The Investment Association's June 2019 report, "Black Voices: Building black representation in investment management", published in conjunction with #talkaboutblack, showcased the experiences of black professionals working in the UK industry and black students considering these careers. The report found that less than one percent of investment managers are black.
It recommended steps that firms can take to create more diverse and inclusive workplaces, including documenting experiences and opinions of black professionals, and providing training to reduce unconscious bias. The report also references the lack of data and clear targets for ethnic diversity, and strongly supports a government plan to require firms to publish an ethnicity pay gap.
The pandemic has led regulators around the globe to give concessions against reporting deadlines. One such concession was provided by the UK government to the reporting required under the Gender Pay Gap Regulation, which came into force in April 2017. There will be no enforcement action against firms that do not file their 2019/2020 reports in time, but about one-quarter of the employers expected to file gap reports this year have already done so.
The Chartered Institute for Personnel and Development urged companies to delay rather than avoid reporting. It said, "The Coronavirus stands to have a disproportionate impact on women in the labour market, because of the high proportion of women working in retail and hospitality. This makes it more important than ever that we don't take our eye off the ball and risk losing momentum in our efforts to close the gender pay gap."23
In France, the obligation for boards to have at least 40 percent female members was extended in January 2020 from listed companies to companies with at least 250 employees and the sanctions for not abiding by the rules were strengthened.
EU rules on gender diversity are being drawn up. The Commission's five-year Gender Equality Strategy includes a proposal for a Directive to introduce binding measures on improving the gender balance on corporate boards. Such measures already exist in a small number of European countries.
1European Securities and Markets Authority
2Securities and Futures Commission
3International Organization of Securities Commissions
4Misleading claims that a service or product is environmentally friendly
5undertaking for collective investment in transferable securities
6European Supervisory Authorities
7Member of the European Parliament
8Autorité des Marchés Financiers
9Key Investor Information Document
10Bundesanstalt für Finanzdienstleistungsaufsicht
11Autoriteit Financiële Markten
12Central Bank of Ireland
13Source: CBI, Speech by Derville Rowland, 15 January 2020
14Financial Conduct Authority
15Source: GFSC, News Release, 31 January 2020
16Australian Prudential Regulatory Authority
17Source: ASIC, Corporate Governance Taskforce Report, October 2019
18Monetary Authority of Singapore
19Fundo de Investimento em Direitos Creditórios
20Source: CFTC, Speech, 14 February 2020
21Source: SEC, Speech, 7 November 2019

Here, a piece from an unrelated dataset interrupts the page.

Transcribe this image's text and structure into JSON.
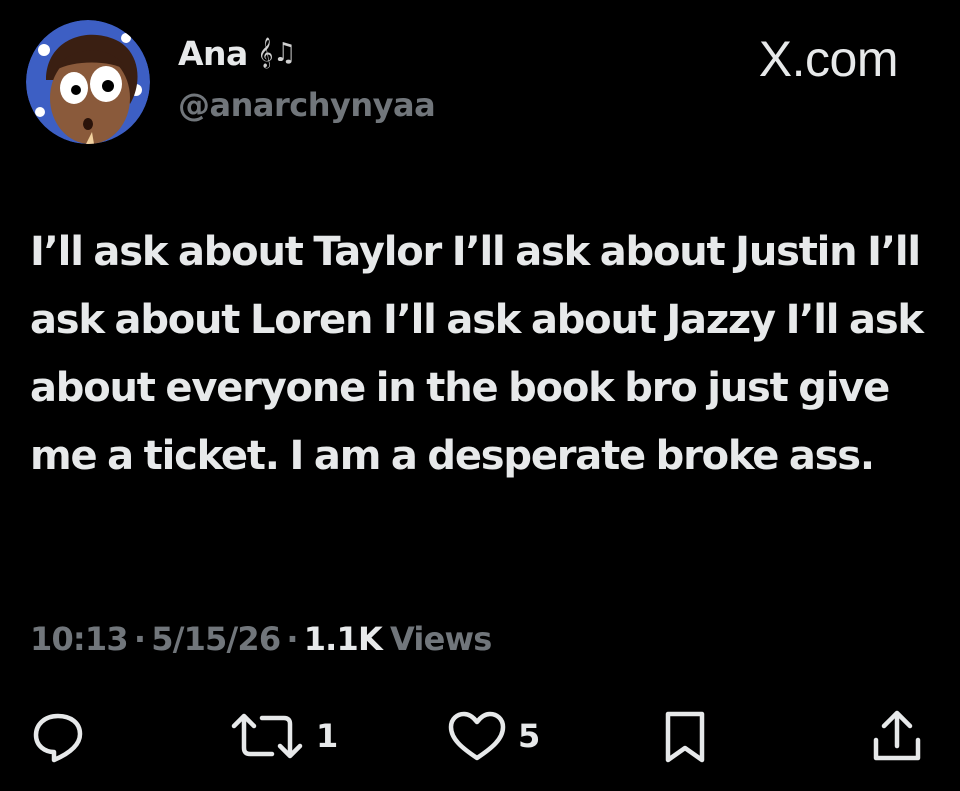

22Source: CBI, Speech by Governor Gabriel Makhlouf, 10 March 2020
23Source: CIPD, Press Release, 24 March 2020
This article was originally published on kpmg.com by Julie Patterson, Wealth & Asset Management, EMA FS Risk & Regulatory Insight Centre, KPMG in the UK.